The industrious Canaries - who are now all but guaranteed top-flight survival with 43 points, perched in ninth place - went ahead through Anthony Pilkington on 13 minutes and were then denied what looked a clear penalty for a foul by Ledley King on Grant Holt after which Spurs levelled through a well-taken effort from Jermain Defoe.

The expected second-half onslaught, however, failed to materialise, with Benoit Assou-Ekotto denied by a fine save from John Ruddy before Gareth Bale hit the underside of the crossbar.

It was, though, the Norfolk side who went on to claim all three points through a 20-yard strike from winger Elliott Bennett.

It could prove a costly defeat for Spurs, who not so long ago looked set to mount a serious title challenge, but following a run of just one win in eight league games have seen first Arsenal overtake them back up into third, while Newcastle are level on points.

Redknapp, however, insists all is not yet lost as they look to secure a return to elite European football.

"It is all still to play for. It is going to be close, but there are still five games to go. It is the team who wants it most," he said.

"We would settle for finishing fourth. Champions League football is the key.

"It would be lovely to finish above Arsenal, but that is going to be tough know.

"It is still all to play for - Chelsea have to play Arsenal, Newcastle have to play Chelsea, Chelsea have to play Liverpool away, so who knows?"

Redknapp accepted his side "had a bad day", but defended his team selection, with midfielder Scott Parker rested to protect against hamstring injury.

"We get hold of the ball more when we played 4-3-3, I think we control the ball more, but one or two didn't look quite right," he said.

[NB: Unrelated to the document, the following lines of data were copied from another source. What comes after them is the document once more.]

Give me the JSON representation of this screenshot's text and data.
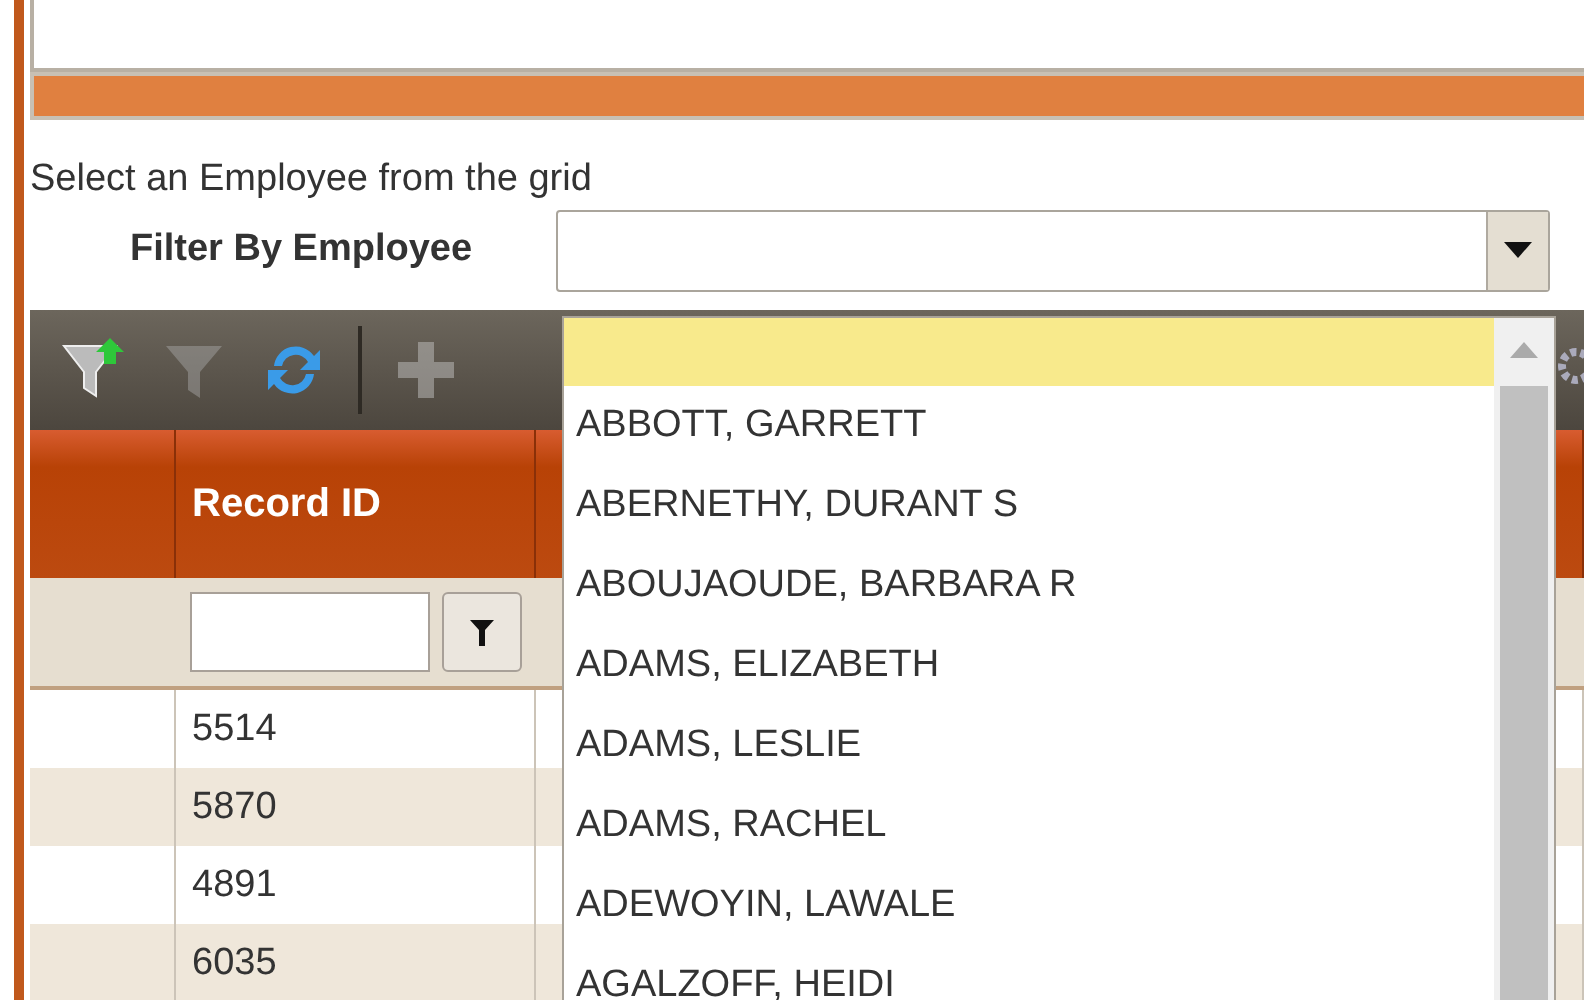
{
  "instruction": "Select an Employee from the grid",
  "filter": {
    "label": "Filter By Employee",
    "dropdown": {
      "expanded": true,
      "items": [
        {
          "selected": true
        },
        {
          "label": "ABBOTT, GARRETT",
          "selected": false
        },
        {
          "label": "ABERNETHY, DURANT S",
          "selected": false
        },
        {
          "label": "ABOUJAOUDE, BARBARA R",
          "selected": false
        },
        {
          "label": "ADAMS, ELIZABETH",
          "selected": false
        },
        {
          "label": "ADAMS, LESLIE",
          "selected": false
        },
        {
          "label": "ADAMS, RACHEL",
          "selected": false
        },
        {
          "label": "ADEWOYIN, LAWALE",
          "selected": false
        },
        {
          "label": "AGALZOFF, HEIDI",
          "selected": false
        }
      ]
    }
  },
  "toolbar": {
    "items": [
      {
        "kind": "filter-add",
        "disabled": false
      },
      {
        "kind": "filter-clear",
        "disabled": true
      },
      {
        "kind": "refresh",
        "disabled": false
      },
      {
        "kind": "separator"
      },
      {
        "kind": "add",
        "disabled": true
      }
    ]
  },
  "table": {
    "columns": [
      "Record ID"
    ],
    "rows": [
      {
        "record_id": "5514"
      },
      {
        "record_id": "5870"
      },
      {
        "record_id": "4891"
      },
      {
        "record_id": "6035"
      }
    ]
  }
}
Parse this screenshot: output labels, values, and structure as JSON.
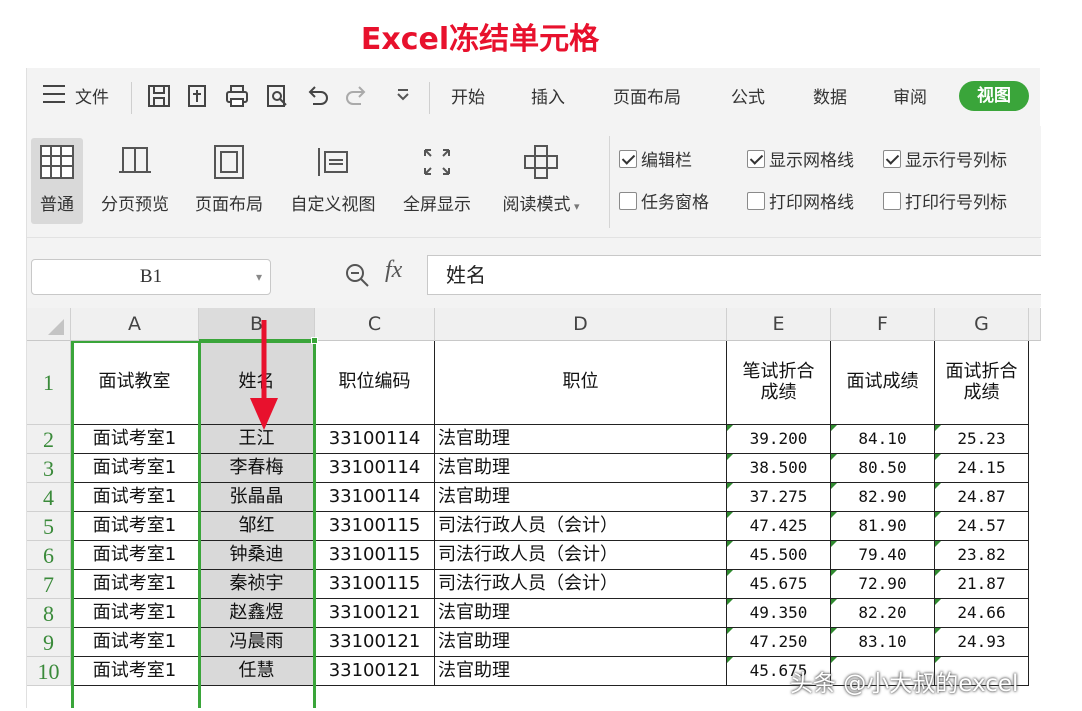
{
  "title": "Excel冻结单元格",
  "menubar": {
    "file_label": "文件",
    "tabs": [
      "开始",
      "插入",
      "页面布局",
      "公式",
      "数据",
      "审阅"
    ],
    "active_tab": "视图"
  },
  "ribbon": {
    "buttons": [
      "普通",
      "分页预览",
      "页面布局",
      "自定义视图",
      "全屏显示",
      "阅读模式"
    ],
    "checkboxes": [
      {
        "label": "编辑栏",
        "checked": true
      },
      {
        "label": "显示网格线",
        "checked": true
      },
      {
        "label": "显示行号列标",
        "checked": true
      },
      {
        "label": "任务窗格",
        "checked": false
      },
      {
        "label": "打印网格线",
        "checked": false
      },
      {
        "label": "打印行号列标",
        "checked": false
      }
    ]
  },
  "formula_bar": {
    "name_box": "B1",
    "fx": "fx",
    "content": "姓名"
  },
  "sheet": {
    "columns": [
      "A",
      "B",
      "C",
      "D",
      "E",
      "F",
      "G"
    ],
    "selected_column": "B",
    "headers": [
      "面试教室",
      "姓名",
      "职位编码",
      "职位",
      "笔试折合\n成绩",
      "面试成绩",
      "面试折合\n成绩"
    ],
    "rows": [
      {
        "n": "2",
        "cells": [
          "面试考室1",
          "王江",
          "33100114",
          "法官助理",
          "39.200",
          "84.10",
          "25.23"
        ]
      },
      {
        "n": "3",
        "cells": [
          "面试考室1",
          "李春梅",
          "33100114",
          "法官助理",
          "38.500",
          "80.50",
          "24.15"
        ]
      },
      {
        "n": "4",
        "cells": [
          "面试考室1",
          "张晶晶",
          "33100114",
          "法官助理",
          "37.275",
          "82.90",
          "24.87"
        ]
      },
      {
        "n": "5",
        "cells": [
          "面试考室1",
          "邹红",
          "33100115",
          "司法行政人员（会计）",
          "47.425",
          "81.90",
          "24.57"
        ]
      },
      {
        "n": "6",
        "cells": [
          "面试考室1",
          "钟桑迪",
          "33100115",
          "司法行政人员（会计）",
          "45.500",
          "79.40",
          "23.82"
        ]
      },
      {
        "n": "7",
        "cells": [
          "面试考室1",
          "秦祯宇",
          "33100115",
          "司法行政人员（会计）",
          "45.675",
          "72.90",
          "21.87"
        ]
      },
      {
        "n": "8",
        "cells": [
          "面试考室1",
          "赵鑫煜",
          "33100121",
          "法官助理",
          "49.350",
          "82.20",
          "24.66"
        ]
      },
      {
        "n": "9",
        "cells": [
          "面试考室1",
          "冯晨雨",
          "33100121",
          "法官助理",
          "47.250",
          "83.10",
          "24.93"
        ]
      },
      {
        "n": "10",
        "cells": [
          "面试考室1",
          "任慧",
          "33100121",
          "法官助理",
          "45.675",
          "",
          ""
        ]
      }
    ],
    "header_row_num": "1"
  },
  "watermark": "头条 @小大叔的excel",
  "colors": {
    "accent": "#3aa53a",
    "title": "#e8112d",
    "arrow": "#e8112d"
  }
}
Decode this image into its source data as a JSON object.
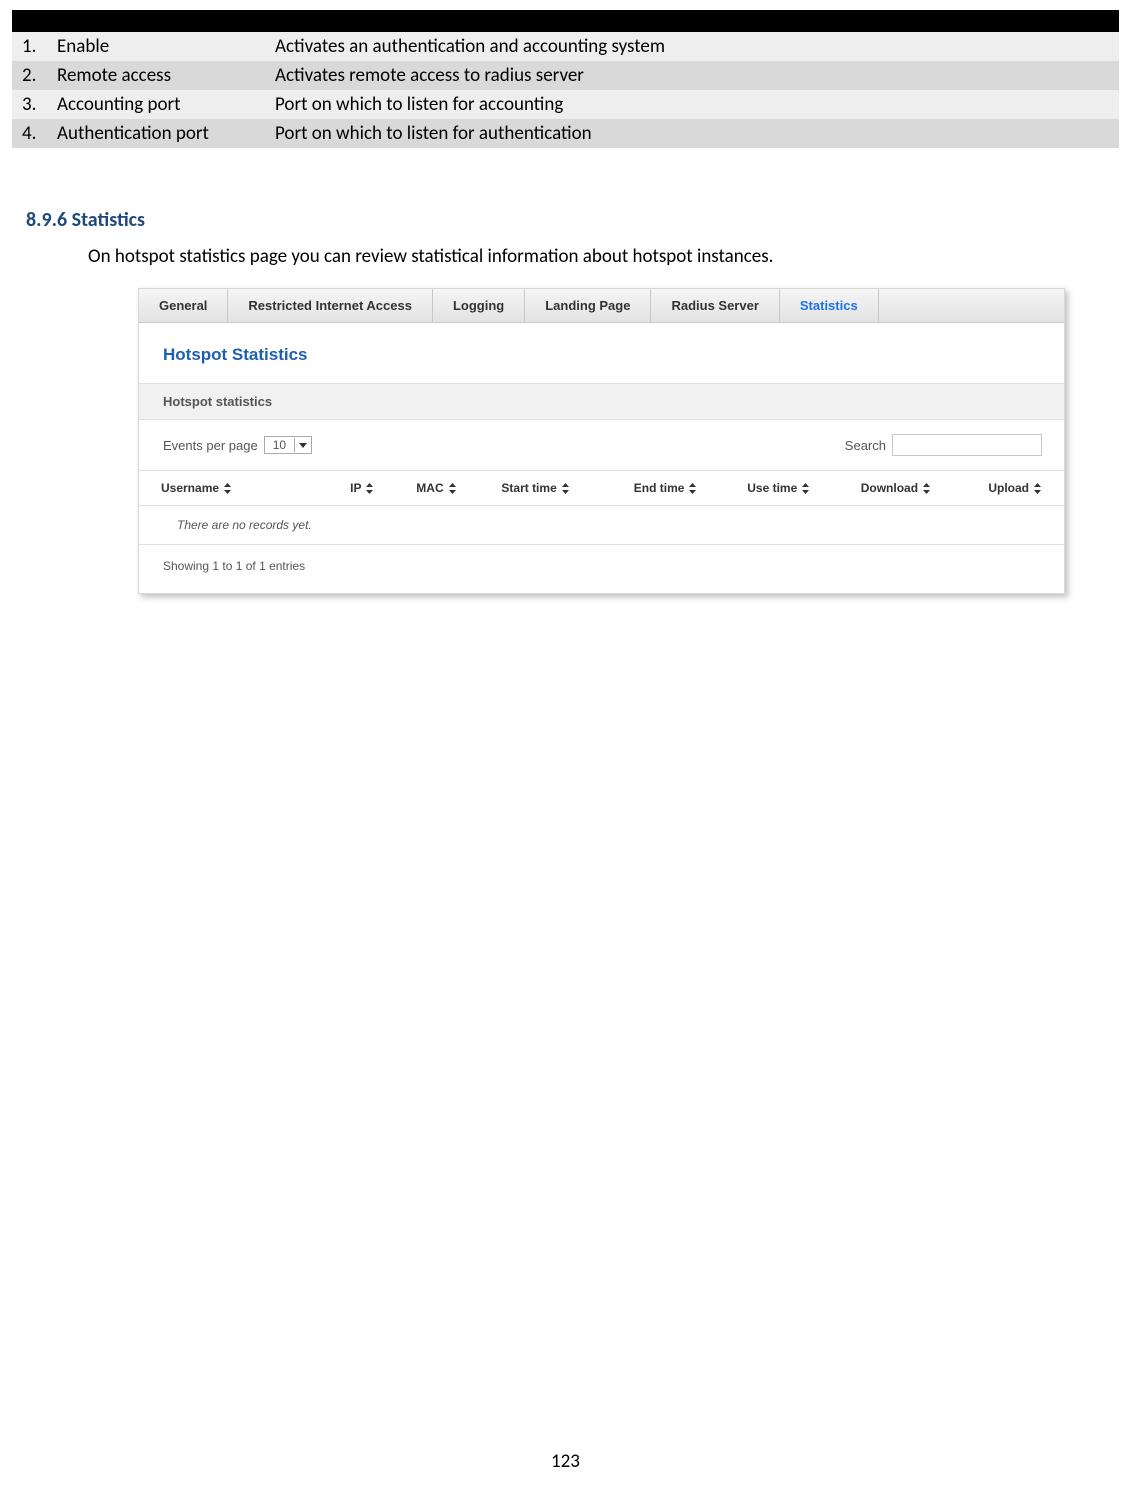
{
  "paramTable": {
    "header": {
      "num": "",
      "field": "",
      "desc": ""
    },
    "rows": [
      {
        "num": "1.",
        "field": "Enable",
        "desc": "Activates an authentication and accounting system"
      },
      {
        "num": "2.",
        "field": "Remote access",
        "desc": "Activates remote access to radius server"
      },
      {
        "num": "3.",
        "field": "Accounting port",
        "desc": "Port on which to listen for accounting"
      },
      {
        "num": "4.",
        "field": "Authentication port",
        "desc": "Port on which to listen for authentication"
      }
    ]
  },
  "section": {
    "heading": "8.9.6 Statistics",
    "body": "On hotspot statistics page you can review statistical information about hotspot instances."
  },
  "hotspot": {
    "tabs": [
      "General",
      "Restricted Internet Access",
      "Logging",
      "Landing Page",
      "Radius Server",
      "Statistics"
    ],
    "activeTab": "Statistics",
    "panelTitle": "Hotspot Statistics",
    "subheader": "Hotspot statistics",
    "eventsPerPageLabel": "Events per page",
    "eventsPerPageValue": "10",
    "searchLabel": "Search",
    "columns": [
      "Username",
      "IP",
      "MAC",
      "Start time",
      "End time",
      "Use time",
      "Download",
      "Upload"
    ],
    "noRecords": "There are no records yet.",
    "statusLine": "Showing 1 to 1 of 1 entries"
  },
  "pageNumber": "123"
}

Norwich manager Paul Lambert was full of praise for his side, many of whom have come up from npower League One in successive promotions, hailing it as the "best performance" of his three-season tenure.

Lambert sees no reason why several of his hard-working team should not earn international recognition.

"People are going to clamour for him with England, but you could do a lot worse than look at him, the way he is playing and with the work-rate he has got," said Lambert.

"On merit and the way the team are playing, maybe people should look at them [for international call-ups].

"I don't want people to dismiss them as being at 'little old Norwich'. They have earned the right to make a name for themselves."

The Canaries manager, however, was less than impressed by the decisions of referee Michael Oliver.

"That tackle wouldn't have looked out of place at Murrayfield," said Lambert of King's foul on Holt.

"How he has missed that, I don't know. Everyone in the ground saw that. It is bizarre."